I am your dutifull son
Thomas B Adams
PS I must request you not to mention this Annecdote of Mr H—— to any one coming to Philada for I should forfeit all his good offices were he to know how I understood the above—
RC (Adams Papers); endorsed: “T B Adams March / 2d 1793—”
1. Probably carduus, Latin for thistle, which was used for treating pleurisy, inducing vomiting, and other medicinal purposes (OED description begins The Oxford English Dictionary, 2d edn., Oxford, 1989; 20 vols. description ends ; E. Smith, The Compleat Housewife; or, Accomplish’d Gentlewoman’s Companion, Williamsburg, Va., 1742, p. 195–196, 198, 219, Evans, description begins Charles Evans and others, American Bibliography: A Chronological Dictionary of All Books, Pamphlets and Periodical Publications Printed in the United States of America [1639–1800], Chicago and Worcester, 1903–1959; 14 vols. description ends No. 5061).
2. Henry Hill (1732–1798) was a Philadelphia wine merchant (Washington, Papers, Presidential Series description begins The Papers of George Washington: Presidential Series, ed. Dorothy Twohig, Mark A. Mastromarino, Jack D. Warren, Robert F. Haggard, Christine S. Patrick, John C. Pinheiro, and others, Charlottesville, 1987–. description ends , 8:148).
3. Elizabeth Schuyler Hamilton (1757–1854) of Albany, N.Y., had married Alexander Hamilton in 1780 (Notable Amer.

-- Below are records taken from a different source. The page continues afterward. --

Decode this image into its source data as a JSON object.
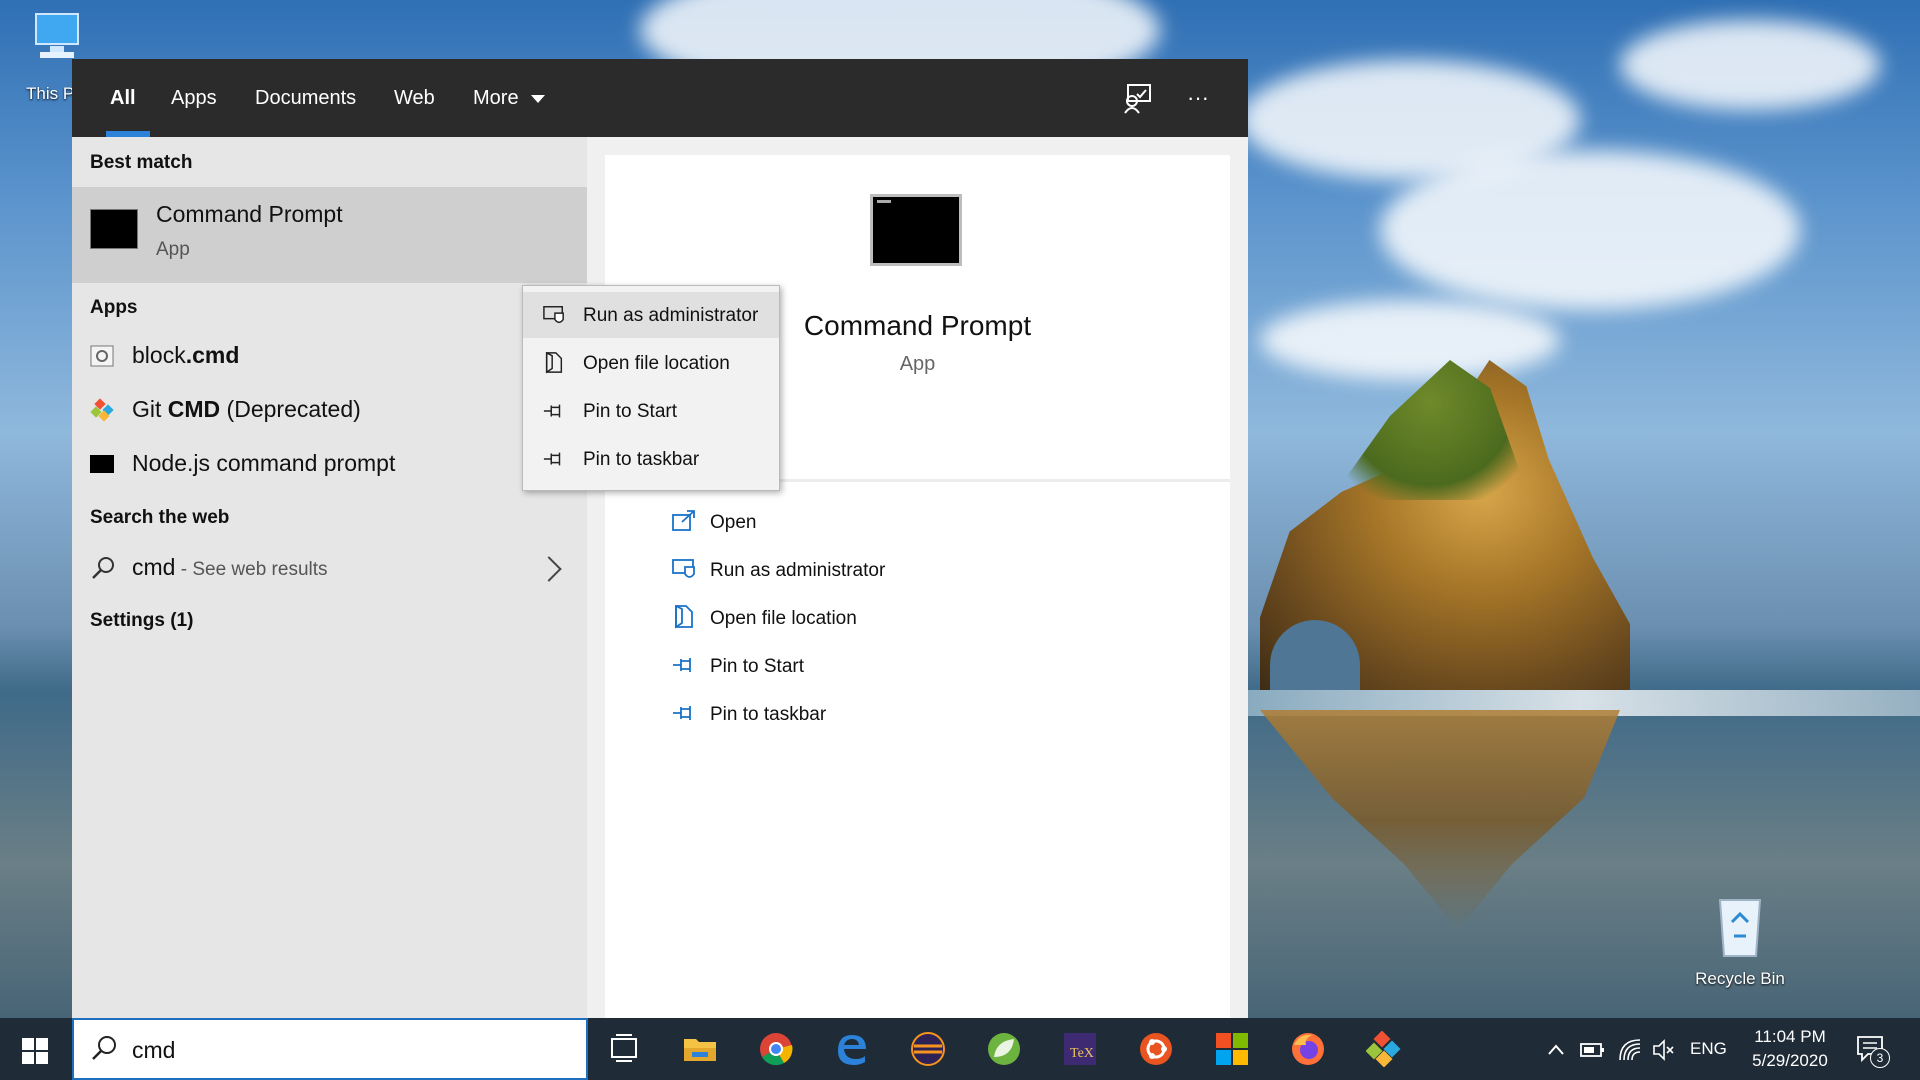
{
  "desktop": {
    "this_pc_label": "This P",
    "recycle_bin_label": "Recycle Bin"
  },
  "search_panel": {
    "tabs": [
      {
        "label": "All",
        "active": true
      },
      {
        "label": "Apps",
        "active": false
      },
      {
        "label": "Documents",
        "active": false
      },
      {
        "label": "Web",
        "active": false
      },
      {
        "label": "More",
        "active": false
      }
    ],
    "feedback_icon": "feedback-icon",
    "more_options_label": "···",
    "best_match_heading": "Best match",
    "best_match": {
      "title": "Command Prompt",
      "subtitle": "App"
    },
    "apps_heading": "Apps",
    "apps": [
      {
        "name_plain": "block",
        "name_bold": ".cmd"
      },
      {
        "name_plain": "Git ",
        "name_bold": "CMD",
        "name_suffix": " (Deprecated)"
      },
      {
        "name_plain": "Node.js command prompt",
        "name_bold": "",
        "name_suffix": ""
      }
    ],
    "web_heading": "Search the web",
    "web_result": {
      "query": "cmd",
      "suffix": " - See web results"
    },
    "settings_heading": "Settings (1)",
    "context_menu": [
      {
        "label": "Run as administrator",
        "icon": "shield-icon",
        "highlighted": true
      },
      {
        "label": "Open file location",
        "icon": "file-location-icon",
        "highlighted": false
      },
      {
        "label": "Pin to Start",
        "icon": "pin-icon",
        "highlighted": false
      },
      {
        "label": "Pin to taskbar",
        "icon": "pin-icon",
        "highlighted": false
      }
    ],
    "details": {
      "title": "Command Prompt",
      "subtitle": "App",
      "actions": [
        {
          "label": "Open",
          "icon": "open-icon"
        },
        {
          "label": "Run as administrator",
          "icon": "shield-icon"
        },
        {
          "label": "Open file location",
          "icon": "file-location-icon"
        },
        {
          "label": "Pin to Start",
          "icon": "pin-icon"
        },
        {
          "label": "Pin to taskbar",
          "icon": "pin-icon"
        }
      ]
    }
  },
  "taskbar": {
    "search_value": "cmd",
    "apps": [
      "task-view-icon",
      "file-explorer-icon",
      "chrome-icon",
      "edge-icon",
      "eclipse-icon",
      "spring-icon",
      "tex-icon",
      "ubuntu-icon",
      "office-icon",
      "firefox-icon",
      "git-icon"
    ],
    "language": "ENG",
    "time": "11:04 PM",
    "date": "5/29/2020",
    "notification_count": "3"
  },
  "colors": {
    "accent": "#2b82d8",
    "panel_dark": "#2b2b2b",
    "taskbar": "#1f2b36"
  }
}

Women description begins Edward T. James and others, eds., Notable American Women, 1607–1950: A Biographical Dictionary, Cambridge, 1971; 3 vols. description ends ).
Oliver Wolcott (1760–1833), Yale 1778, served as comptroller of the U.S. treasury and succeeded Alexander Hamilton as secretary of the treasury in 1795. He had married Elizabeth Stoughton (1767–1805) in 1785 (Dexter, Yale Graduates description begins Franklin Bowditch Dexter, Biographical Sketches of the Graduates of Yale College with Annals of the College History, New York and New Haven, 1885–1912; 6 vols. description ends , 4:82–85).
Lucy Knox (1776–1854), eldest child of Henry and Lucy Flucker Knox, married Ebenezer Thatcher in 1804 (Thomas Morgan Griffiths, Major General Henry Knox and the Last Heirs to Montpelier, Lewiston, Maine, 1965, p. 48, 73).
Martha Meredith (d. 1817), daughter of Samuel and Margaret Cadwallader Meredith, married John Read, a lawyer, in 1796 (Philadelphia Gazette of the United States, 28 June 1796; Boston Daily Advertiser, 3 April 1817).
Margaret Clymer (1772–1799), daughter of George and Elizabeth Meredith Clymer, married George McCall in May 1794 (Gregory B. Keen, “The Descendants of Jöran Kyn, the Founder of Upland,” PMHB description begins Pennsylvania Magazine of History and Biography. description ends , 6:213–214 ).
4. Opening parenthesis editorially supplied.